• **TASK OBJECTIVE**:
Print again, word for word, all of the records below, and leave the pictures out.

• **DATASET EXTRACT**:

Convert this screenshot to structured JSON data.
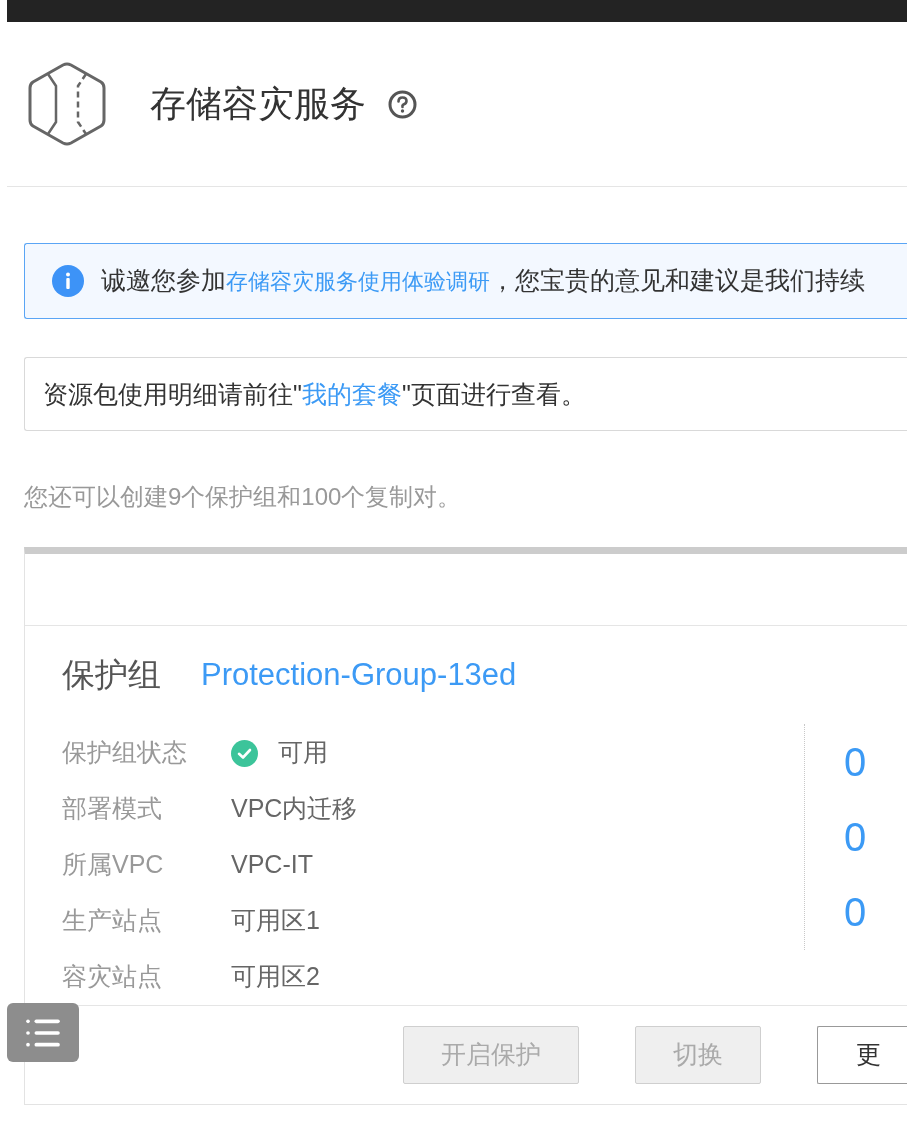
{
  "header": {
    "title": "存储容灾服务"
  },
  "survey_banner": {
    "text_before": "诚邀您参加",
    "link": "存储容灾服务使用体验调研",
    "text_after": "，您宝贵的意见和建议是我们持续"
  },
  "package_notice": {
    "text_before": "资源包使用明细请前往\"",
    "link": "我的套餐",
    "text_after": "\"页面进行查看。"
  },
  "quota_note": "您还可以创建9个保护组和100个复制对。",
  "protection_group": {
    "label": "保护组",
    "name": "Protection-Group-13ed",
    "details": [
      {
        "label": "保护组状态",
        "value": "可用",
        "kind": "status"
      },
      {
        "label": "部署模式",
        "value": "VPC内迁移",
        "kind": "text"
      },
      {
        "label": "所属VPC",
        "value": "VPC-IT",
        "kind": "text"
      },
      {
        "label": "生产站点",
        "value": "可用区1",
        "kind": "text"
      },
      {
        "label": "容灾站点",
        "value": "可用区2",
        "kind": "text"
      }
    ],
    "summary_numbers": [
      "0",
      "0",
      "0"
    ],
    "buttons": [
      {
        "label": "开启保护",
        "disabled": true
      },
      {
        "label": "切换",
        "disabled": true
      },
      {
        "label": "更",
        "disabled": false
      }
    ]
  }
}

• **WRITTEN RESPONSE**:
Convert this screenshot to structured JSON data.
{
  "header": {
    "title": "存储容灾服务"
  },
  "survey_banner": {
    "text_before": "诚邀您参加",
    "link": "存储容灾服务使用体验调研",
    "text_after": "，您宝贵的意见和建议是我们持续"
  },
  "package_notice": {
    "text_before": "资源包使用明细请前往\"",
    "link": "我的套餐",
    "text_after": "\"页面进行查看。"
  },
  "quota_note": "您还可以创建9个保护组和100个复制对。",
  "protection_group": {
    "label": "保护组",
    "name": "Protection-Group-13ed",
    "details": [
      {
        "label": "保护组状态",
        "value": "可用",
        "kind": "status"
      },
      {
        "label": "部署模式",
        "value": "VPC内迁移",
        "kind": "text"
      },
      {
        "label": "所属VPC",
        "value": "VPC-IT",
        "kind": "text"
      },
      {
        "label": "生产站点",
        "value": "可用区1",
        "kind": "text"
      },
      {
        "label": "容灾站点",
        "value": "可用区2",
        "kind": "text"
      }
    ],
    "summary_numbers": [
      "0",
      "0",
      "0"
    ],
    "buttons": [
      {
        "label": "开启保护",
        "disabled": true
      },
      {
        "label": "切换",
        "disabled": true
      },
      {
        "label": "更",
        "disabled": false
      }
    ]
  }
}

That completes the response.